It is responsible for technology design, development, integration and delivery of all the information and communications infrastructure, platforms and services, and works with several technology vendors and partners. It also ensures the protection of data based on the principles of data privacy, while mitigating against cyber threats using advanced protection mechanisms.
Technology is also assigned with the responsibility of providing information security analysis to the Regulatory functions. Officials from the Technology team participate in several European committees, expert groups and industry fora.
The Technology team at MFSA is led by Reuben Vella.
Virtual Financial Assets
In an attempt to gain first mover advantage and establish Malta as a leader in this sector, the MFSA has been one of the first regulators in the world to introduce a regulatory framework for virtual financial assets.
The Virtual Financial Assets Framework was created to provide legal certainty to crypto assets and new technologies being used in financial services, whilst at the same time ensuring investor protection, market integrity and financial stability.
The framework establishes three types of authorisations; those of VFA Agents, Whitepapers, and VFA Service Providers. The Virtual Financial Assets function within the Supervisory Directorate is responsible for receiving applications, granting authorisations and supervising licence holders within this regulatory framework.

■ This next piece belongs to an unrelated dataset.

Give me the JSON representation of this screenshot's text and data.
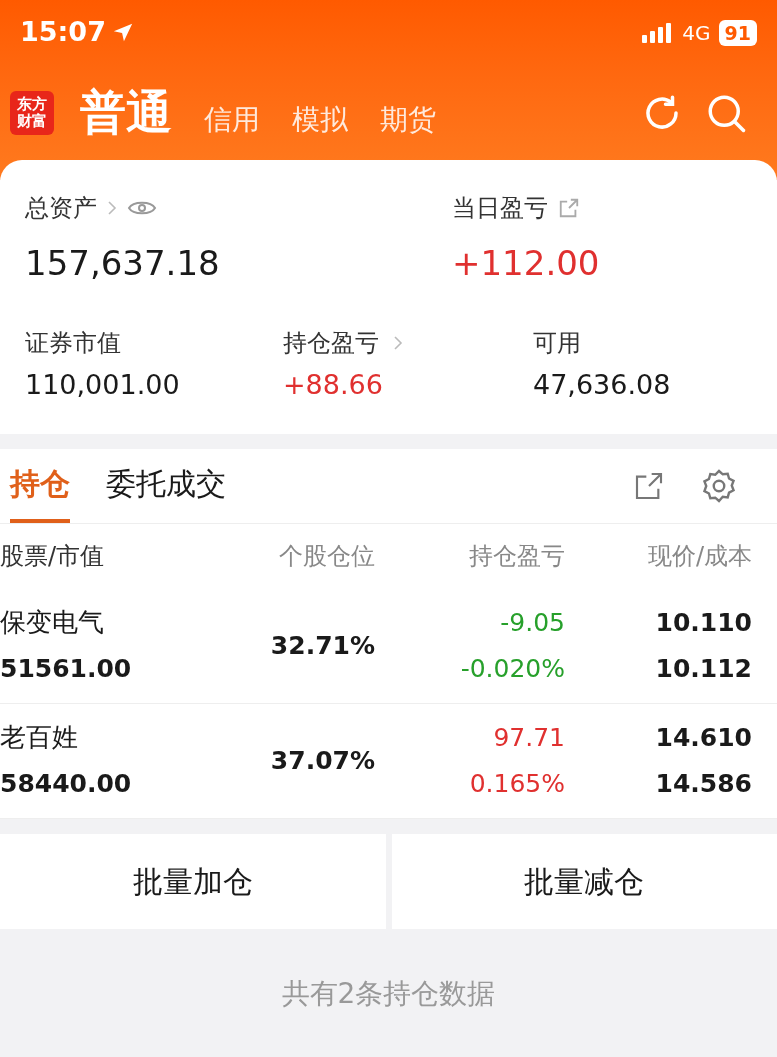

Herman Ciappara heads the Virtual Financial Assets function within the Authority.